Pokorny (1959) tentatively connects it to salum (the sea): he posits ellipsis from terra in salō (land in the sea) to in (in) + salō, invoking the similar Ancient Greek word ἔναλος (énalos, maritime).

Pronunciation[edit]

Noun[edit]

īnsula f (genitive īnsulae); first declension

  1. island
  2. insula, a residential or apartment block (usually for the lower class), tenement, apartment building

Declension[edit]

First-declension noun.

Case Singular Plural
Nominative īnsula īnsulae
Genitive īnsulae īnsulārum
Dative īnsulae īnsulīs
Accusative īnsulam īnsulās
Ablative īnsulā īnsulīs
Vocative īnsula īnsulae

Derived terms[edit]

Descendants[edit]

References[edit]

  • insula”, in Charlton T[homas] Lewis; Charles [Lancaster] Short (1879) [] A New Latin Dictionary [], New York, N.Y.; Cincinnati, Ohio; Chicago, Ill.: American Book Company; Oxford: Clarendon Press.
  • insula”, in Charlton T. Lewis (1891) An Elementary Latin Dictionary, New York: Harper & Brothers
  • insula in Charles du Fresne du Cange’s Glossarium Mediæ et Infimæ Latinitatis (augmented edition with additions by D. P. Carpenterius, Adelungius and others, edited by Léopold Favre, 1883–1887)
  • insula in Gaffiot, Félix (1934) Dictionnaire illustré Latin-Français, Hachette
  • Carl Meißner; Henry William Auden (1894) Latin Phrase-Book[2], London: Macmillan and Co.
    • to double an island, cape: superare insulam, promunturium
  • insula”, in Harry Thurston Peck, editor (1898) Harper's Dictionary of Classical Antiquities, New York: Harper & Brothers
  • insula”, in Samuel Ball Platner (1929), Thomas Ashby, editor, A Topographical Dictionary of Ancient Rome, London: Oxford University Press
  • insula”, in William Smith, editor (1854, 1857) A Dictionary of Greek and Roman Geography, volume 1 & 2, London: Walton and Maberly
  • insula”, in William Smith et al., editor (1890) A Dictionary of Greek and Roman Antiquities, London: William Wayte. G. E. Marindin
  • De Vaan, Michiel (2008) Etymological Dictionary of Latin and the other Italic Languages (Leiden Indo-European Etymological Dictionary Series; 7)‎[3], Leiden, Boston: Brill, →ISBN

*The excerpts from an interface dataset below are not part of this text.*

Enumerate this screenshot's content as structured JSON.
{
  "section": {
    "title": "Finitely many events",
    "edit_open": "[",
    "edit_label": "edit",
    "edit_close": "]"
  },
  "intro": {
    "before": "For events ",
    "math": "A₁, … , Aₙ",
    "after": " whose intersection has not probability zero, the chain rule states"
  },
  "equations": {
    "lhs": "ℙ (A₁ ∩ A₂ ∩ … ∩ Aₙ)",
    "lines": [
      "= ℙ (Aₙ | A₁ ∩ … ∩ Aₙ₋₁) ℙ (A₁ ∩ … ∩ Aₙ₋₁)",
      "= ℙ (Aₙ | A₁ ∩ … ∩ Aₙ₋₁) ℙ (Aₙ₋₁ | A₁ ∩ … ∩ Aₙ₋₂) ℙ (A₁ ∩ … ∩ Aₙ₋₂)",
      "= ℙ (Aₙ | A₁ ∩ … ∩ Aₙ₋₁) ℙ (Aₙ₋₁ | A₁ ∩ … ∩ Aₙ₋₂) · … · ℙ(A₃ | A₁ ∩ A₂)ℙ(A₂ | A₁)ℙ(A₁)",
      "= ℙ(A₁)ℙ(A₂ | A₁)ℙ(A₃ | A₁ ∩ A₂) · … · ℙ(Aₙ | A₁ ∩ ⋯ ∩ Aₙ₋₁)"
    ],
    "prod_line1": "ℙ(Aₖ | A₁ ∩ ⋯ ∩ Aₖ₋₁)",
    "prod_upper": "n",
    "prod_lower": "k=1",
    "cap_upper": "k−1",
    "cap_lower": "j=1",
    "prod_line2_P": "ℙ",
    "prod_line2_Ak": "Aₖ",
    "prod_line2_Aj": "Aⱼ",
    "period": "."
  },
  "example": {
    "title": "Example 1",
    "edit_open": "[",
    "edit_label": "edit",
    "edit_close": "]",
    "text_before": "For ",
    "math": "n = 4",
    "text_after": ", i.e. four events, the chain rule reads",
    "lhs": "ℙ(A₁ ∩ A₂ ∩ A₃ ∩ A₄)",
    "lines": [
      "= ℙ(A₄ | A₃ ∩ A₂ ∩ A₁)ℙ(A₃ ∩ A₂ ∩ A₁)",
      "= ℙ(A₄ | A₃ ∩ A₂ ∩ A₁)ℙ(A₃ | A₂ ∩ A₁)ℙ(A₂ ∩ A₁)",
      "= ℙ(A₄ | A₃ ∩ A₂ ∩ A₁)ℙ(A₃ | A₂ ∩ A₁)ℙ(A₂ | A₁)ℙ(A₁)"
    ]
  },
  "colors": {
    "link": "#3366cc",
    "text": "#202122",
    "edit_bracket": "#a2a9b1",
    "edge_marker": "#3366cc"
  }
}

Romanian[edit]

Pronunciation[edit]

Noun[edit]

insula f

  1. definite nominative singular of insulă: the island
  2. definite accusative singular of insulă: the island